        "alignorder" : 0
    },
    "container_led_display": {
        "w" : 400,
        "h" : 300,
        "alignorder" : 1
    },
    "..":{
        "align" : 1,
        "justifyv" : 1
    }
}

parent().store( 'set_up_attr', attr )

Alright, so far so good. Now let’s add a Script DAT.

We’re going to use our Script DAT to look at our stored vals and create an export table on the fly for whatever is in the storage dictionary “attr” – easy.

Let’s edit our Script DAT to have the following contents:

# me - this DAT
# scriptOp - the OP which is cooking
#
# press 'Setup Parameters' in the OP to call this function to re-create the parameters.

# define where pars is coming from
pars = parent().fetch( 'set_up_attr' )

def setupParameters(scriptOp):
    return

# called whenever custom pulse parameter is pushed
def onPulse(par):
    return

def cook(scriptOp):
    scriptOp.clear()

    # insert header row
    scriptOp.insertRow( [ 'path', 'parameter', 'value', 'enable' ] )

    # loop through dictionary for pars
    for key, value in pars.items():
        for item_key, item_value in value.items():
            scriptOp.appendRow( [ key, item_key, item_value, 1 ] )

    # set up parent pars for heigh and width
    parent_height = max( [ pars[ 'container_ui' ][ 'h' ], pars[ 'container_led_display' ][ 'h' ] ] )
    parent_width = sum( [ pars[ 'container_ui' ][ 'w' ], pars[ 'container_led_display' ][ 'w' ] ] )
    scriptOp.appendRow( [ '..', 'w', parent_width, 1 ] )
    scriptOp.appendRow( [ '..', 'h', parent_height, 1 ] )

return

Finally, let’s turn on the green export flag at the bottom of our Script DAT:

script_dat.PNG
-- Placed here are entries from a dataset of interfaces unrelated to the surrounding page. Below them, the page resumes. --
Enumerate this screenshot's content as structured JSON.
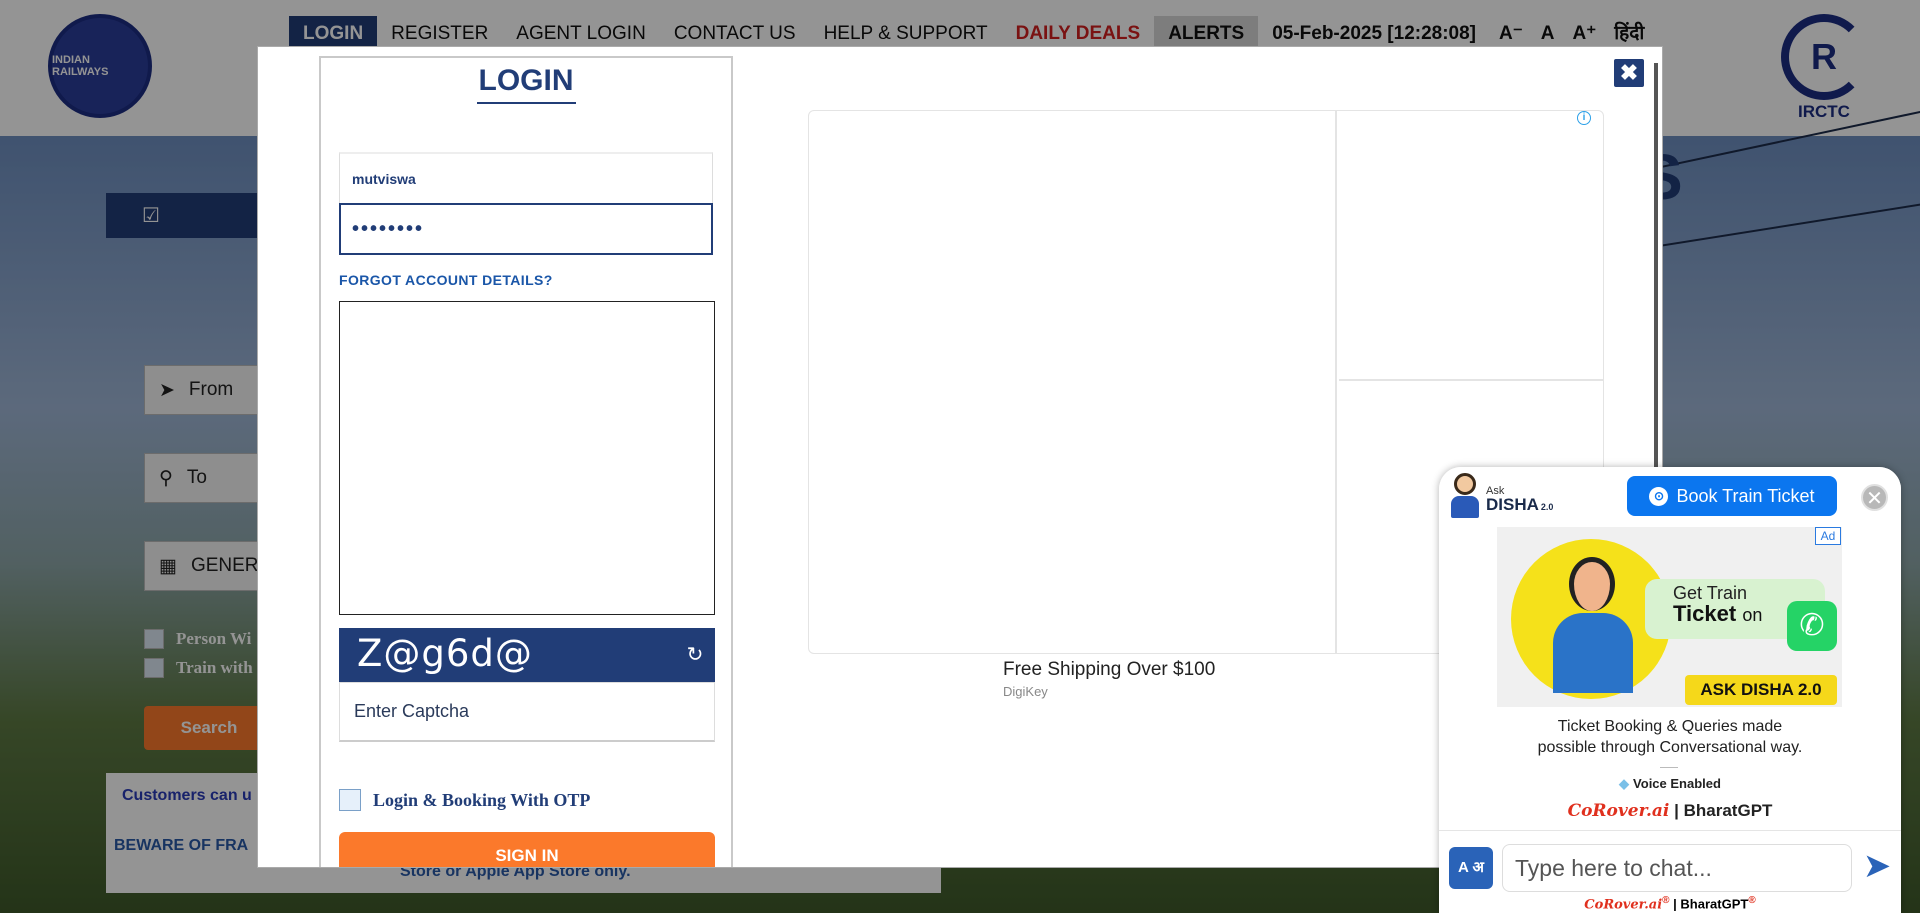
{
  "header": {
    "ir_logo_text": "INDIAN RAILWAYS",
    "irctc_logo_text": "IRCTC",
    "nav": {
      "login": "LOGIN",
      "register": "REGISTER",
      "agent_login": "AGENT LOGIN",
      "contact_us": "CONTACT US",
      "help_support": "HELP & SUPPORT",
      "daily_deals": "DAILY DEALS",
      "alerts": "ALERTS",
      "datetime": "05-Feb-2025 [12:28:08]",
      "font_small": "A⁻",
      "font_normal": "A",
      "font_large": "A⁺",
      "hindi": "हिंदी"
    }
  },
  "background": {
    "from_label": "From",
    "to_label": "To",
    "class_label": "GENERA",
    "check_person": "Person Wi",
    "check_train": "Train with",
    "search_label": "Search",
    "notice_line1": "Customers can u",
    "notice_line2": "BEWARE OF FRA",
    "notice_line3": "Store or Apple App Store only.",
    "big_letter": "S"
  },
  "modal": {
    "close_label": "✖",
    "login_title": "LOGIN",
    "username_value": "mutviswa",
    "password_value": "••••••••",
    "forgot_link": "FORGOT ACCOUNT DETAILS?",
    "captcha_text": "Z@g6d@",
    "captcha_placeholder": "Enter Captcha",
    "otp_label": "Login & Booking With OTP",
    "signin_label": "SIGN IN",
    "ad": {
      "info_icon": "i",
      "caption": "Free Shipping Over $100",
      "source": "DigiKey"
    }
  },
  "chat": {
    "ask_label": "Ask",
    "disha_name": "DISHA",
    "disha_version": "2.0",
    "book_button": "Book Train Ticket",
    "close_label": "✕",
    "ad_badge": "Ad",
    "promo": {
      "get": "Get Train",
      "ticket": "Ticket",
      "on": "on",
      "ask_badge": "ASK DISHA 2.0"
    },
    "desc_line1": "Ticket Booking & Queries made",
    "desc_line2": "possible through Conversational way.",
    "voice_label": "Voice Enabled",
    "brand_corover": "CoRover.ai",
    "brand_sep": "|",
    "brand_bharat": "BharatGPT",
    "translate_label": "A अ",
    "input_placeholder": "Type here to chat...",
    "powered_corover": "CoRover.ai",
    "powered_reg": "®",
    "powered_bharat": "BharatGPT"
  },
  "colors": {
    "primary_navy": "#213d77",
    "accent_orange": "#fb792b",
    "deals_red": "#d21f1f",
    "chat_blue": "#0b76ef"
  }
}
And just like that we’ve set-up an auto-export system. Now every time we update our dictionary run our script to put the contents into storage we’ll automatically push those changes to an export table.
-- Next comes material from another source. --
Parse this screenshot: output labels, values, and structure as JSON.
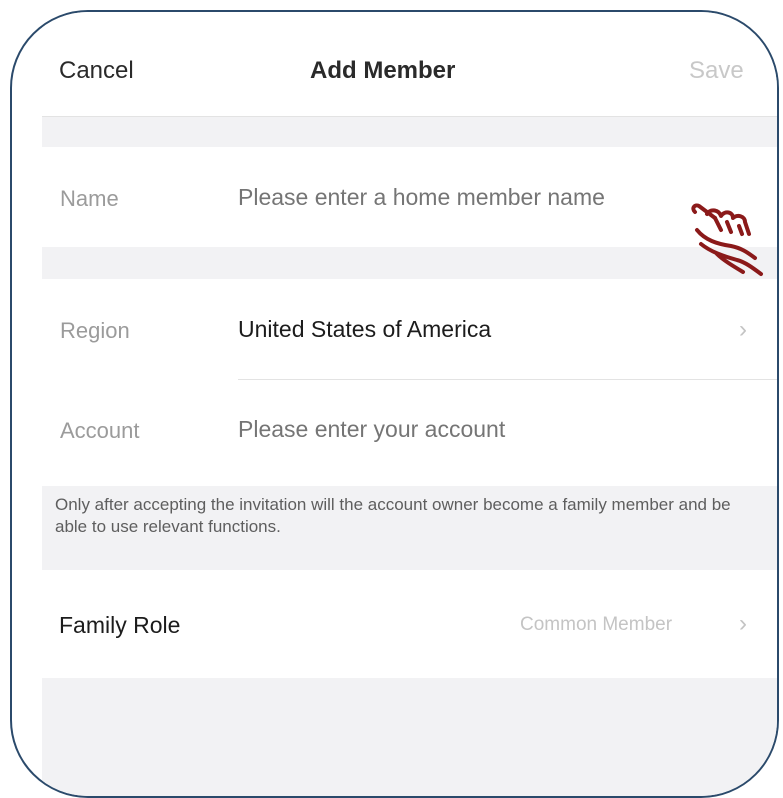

Looking for an example to pull apart – head over to github and download a simple example to look over.

Cellular Noise

A post shared by Matthew Ragan (@raganmd) on

 

A post shared by Matthew Ragan (@raganmd) on

 

Practice your vertex shaders

A post shared by Matthew Ragan (@raganmd) on

 

A post shared by Matthew Ragan (@raganmd) on

 

A post shared by Matthew Ragan (@raganmd) on

 

A post shared by Matthew Ragan (@raganmd) on

 

A post shared by Matthew Ragan (@raganmd) on